When we experience nature in this way we are inviting our curiosity, contemplation and the intuitive knowing (that we are part of the natural world) to awaken.

 

As the forest is the therapist, the Guide works in partnership with nature by opening the door to this experience in a relaxing, enjoyable and effortless way.

 

Who can join a walk?

A Forest Therapy Walk is suitable for all ages of 13 years and above.  For younger children, you might consider a private walk customised for a family experience.

 

Things to bring on a walk

A small day pack with water, snacks, a mask, sunblock, sanitiser, insect repellent and

personal medications with you is recommended, for the trail.

 

Dress appropriately for the weather, wearing or packing a waterproof outer layer, and closed, sturdy shoes. Don’t forget to bring a hat.

 

If you do not want to sit on the ground feel free to bring something to sit on a light fold up stool, chair, waterproof barrier, or blanket. I suggest a small back pack as you will want your hands free to fully engage in nature.

 

A typical forest therapy walk varies depending on the time allocated for the walk, usually two kilometres over two hours. Participants should be able to walk at a slow pace, and mostly we go over gentle terrain. Moderate fitness levels are required. There is some sitting on the ground.

 

The event will go ahead even in rainy weather. If we need to cancel due to inclement weather, bush fires or notifications from council or parks authorities, you will be notified on the morning by 8:00 am.

Badges

 

Certified Forest Therapy Guide

Cert III Tourism Guide

Mental Health First Aid

First Aid Certified

Health Benefits

There is a growing body of evidence from scientific studies showing, that time spent in nature can modify the body’s biomarkers of stress and wellness.  These physical changes are observed directly and indirectly.

 

 

Direct Benefits of Forest Therapy Walks

Anxiety and depression levels are lowered

Positive mood improvement in happiness levels

Reduction in heart rate and blood pressure

Reduced cortisol levels indicating a reduction in our stress hormone levels

Improved immune function as Natural Killer cells increase in volume (anti-tumour)

Exposure to phytoncides which possess anti-bacterial, anti-inflammatory, anti-fungal, anti-microbial and anti-viral properties

 

Indirect Benefits of Forest Therapy Walks

Reduced risk of heart and lung diseases
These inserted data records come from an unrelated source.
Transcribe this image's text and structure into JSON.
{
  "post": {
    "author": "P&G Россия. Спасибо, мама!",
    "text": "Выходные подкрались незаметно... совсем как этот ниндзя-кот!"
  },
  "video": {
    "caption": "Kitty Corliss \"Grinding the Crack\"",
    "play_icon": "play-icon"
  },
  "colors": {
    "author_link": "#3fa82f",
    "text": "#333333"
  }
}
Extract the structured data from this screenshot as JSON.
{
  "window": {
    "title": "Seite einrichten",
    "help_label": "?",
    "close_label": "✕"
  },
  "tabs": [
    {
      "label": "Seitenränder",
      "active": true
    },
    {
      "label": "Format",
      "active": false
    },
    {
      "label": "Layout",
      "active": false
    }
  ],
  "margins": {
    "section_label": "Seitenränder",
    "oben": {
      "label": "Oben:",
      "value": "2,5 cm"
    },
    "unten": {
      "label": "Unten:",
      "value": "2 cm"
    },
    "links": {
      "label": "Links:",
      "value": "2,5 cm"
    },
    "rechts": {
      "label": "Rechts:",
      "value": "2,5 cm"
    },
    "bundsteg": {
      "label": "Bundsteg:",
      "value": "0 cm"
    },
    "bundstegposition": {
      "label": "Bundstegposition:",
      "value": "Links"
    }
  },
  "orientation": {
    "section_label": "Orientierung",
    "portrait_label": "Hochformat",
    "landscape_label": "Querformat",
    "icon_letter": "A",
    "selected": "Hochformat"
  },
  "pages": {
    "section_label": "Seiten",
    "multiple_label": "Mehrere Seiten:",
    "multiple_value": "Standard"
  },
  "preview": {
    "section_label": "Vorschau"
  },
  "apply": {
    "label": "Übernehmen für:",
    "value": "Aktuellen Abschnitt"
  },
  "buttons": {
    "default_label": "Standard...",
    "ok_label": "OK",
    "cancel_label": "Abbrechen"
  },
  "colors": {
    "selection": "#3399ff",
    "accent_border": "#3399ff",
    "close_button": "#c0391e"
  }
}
Reduced risk of obesity

Weight management assistance

Increased overall fitness levels

Less likelihood of feeling stress in typical day to day situations

Better and more regular sleep

Enhanced ability to concentrate

Increased energy levels

Higher self-confidence and more emotional stability

Forest Therapy encourages regular contact with nature to receive on-going health benefits.

Forest Therapy